The anniversary of the Reformation is being accompanied by a contemporary art project. The old prison in Wittenberg is being transformed for the exhibition entitled “Luther and the Avant-Garde”.
Art in jail – or Luther and the Avant-Garde!
International contemporary art meets the Reformation. A large exhibition project marking the 500th anniversary of the Reformation takes a contemporary look at the seismic events of the sixteenth century. From May to September 2017, the works of around 60 renowned and international artists will be exhibited in Wittenberg, Berlin and Kassel.
Freedom as a focus
Ai Weiwei, Markus Lüpertz, Isa Genzken, Olafur Eliasson, Assaf Gruber – next year in Wittenberg artists from all over the world will present their perspective on the Reformation and current societal questions, reusing the space of former prison cells with their works for the project “Luther and the Avant-Garde”. Two smaller parallel exhibitions in Berlin and Kassel round the project off.
The focus of the exhibition is on Luther’s idea of the “Freedom of a Christian”, freedom of faith and conscience, explained Margot Käßmann when presenting the plans last week. But the project is not about religious paintings, it is about examining the thought of Martin Luther, stressed the ambassador of the Reformation for the German Evangelical Church (EKD). This was Luther’s “trail-blazing insight” that also put the idea of tolerance into circulation, says Käßmann.
“Open to negative insights”
Another aim of the project is to give expression to the “contradictions of such an important figure as Luther” and address his anti-Judaism, says Kay Heymer, one of the exhibition’s curators. The exhibition “Luther and the Avant-Garde” is hence open to “negative insights”.
The Church and art have “gone hand in hand” for centuries, said Berlin’s former state secretary of culture André Schmitz, chairman of the exhibition’s advisory board. Over the last century this has “become elusive” and has often been “a taboo”. The resonance with artists has nevertheless been overwhelming, said Schmitz. “We could have filled a much bigger prison.”
Around half of the works are new and will be developed in the prison cells themselves. Part of the plan is to take stock of contemporary art, said Walter Smerling, spokesman for the board of trustees and chairman of the Stiftung für Kunst und Kultur (Foundation for Art and Culture). Critics of the Church are also invited: a small exhibition of works from the 2013 cycle “Scapegoating Pictures” by the British artists Gilbert & George is planned for St. Matthew’s Church at the Berlin Kulturforum.

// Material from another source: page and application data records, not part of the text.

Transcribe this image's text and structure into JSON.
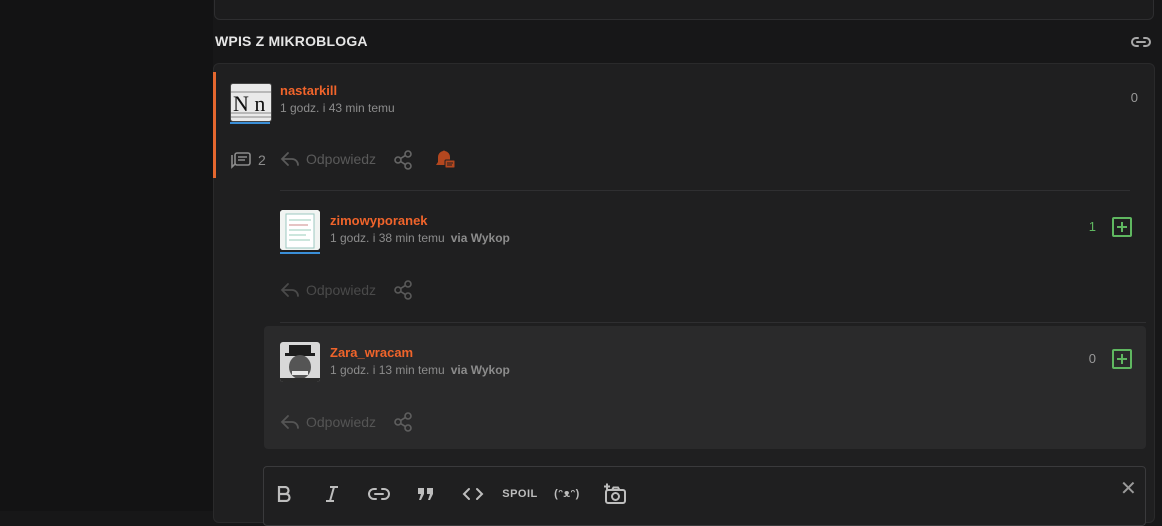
{
  "section": {
    "title": "WPIS Z MIKROBLOGA",
    "link_icon": "link-icon"
  },
  "entry": {
    "author": "nastarkill",
    "avatar_text": "N n",
    "time": "1 godz. i 43 min temu",
    "score": "0",
    "comments_count": "2",
    "reply_label": "Odpowiedz",
    "accent_color": "#e4672f",
    "username_color": "#f0642b"
  },
  "comments": [
    {
      "author": "zimowyporanek",
      "time": "1 godz. i 38 min temu",
      "via": "via Wykop",
      "score": "1",
      "reply_label": "Odpowiedz"
    },
    {
      "author": "Zara_wracam",
      "time": "1 godz. i 13 min temu",
      "via": "via Wykop",
      "score": "0",
      "reply_label": "Odpowiedz"
    }
  ],
  "editor": {
    "tools": [
      "bold-icon",
      "italic-icon",
      "link-icon",
      "quote-icon",
      "code-icon",
      "spoiler",
      "lenny-face",
      "camera-icon"
    ],
    "spoiler_label": "SPOIL",
    "lenny_label": "(ᵔᴥᵔ)",
    "close_label": "✕"
  }
}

The exhibition’s curators include Susanne Kleine of the Bundeskunsthalle in Bonn, Dimitri Ozerkov of the Hermitage art museum in St. Petersburg and the cultural historian Dan Xu of the Stiftung für Kunst und Kultur. The EKD is contributing around 2.5 million of the four million euro project. “It’s been a long time since my Church spent so much money on art,” says Schmitz. “I am quite happy to pay my church tax if it is spent in this way on art and culture.”
Keywords: Luther and the Avant-Garde, exhibition, Reformation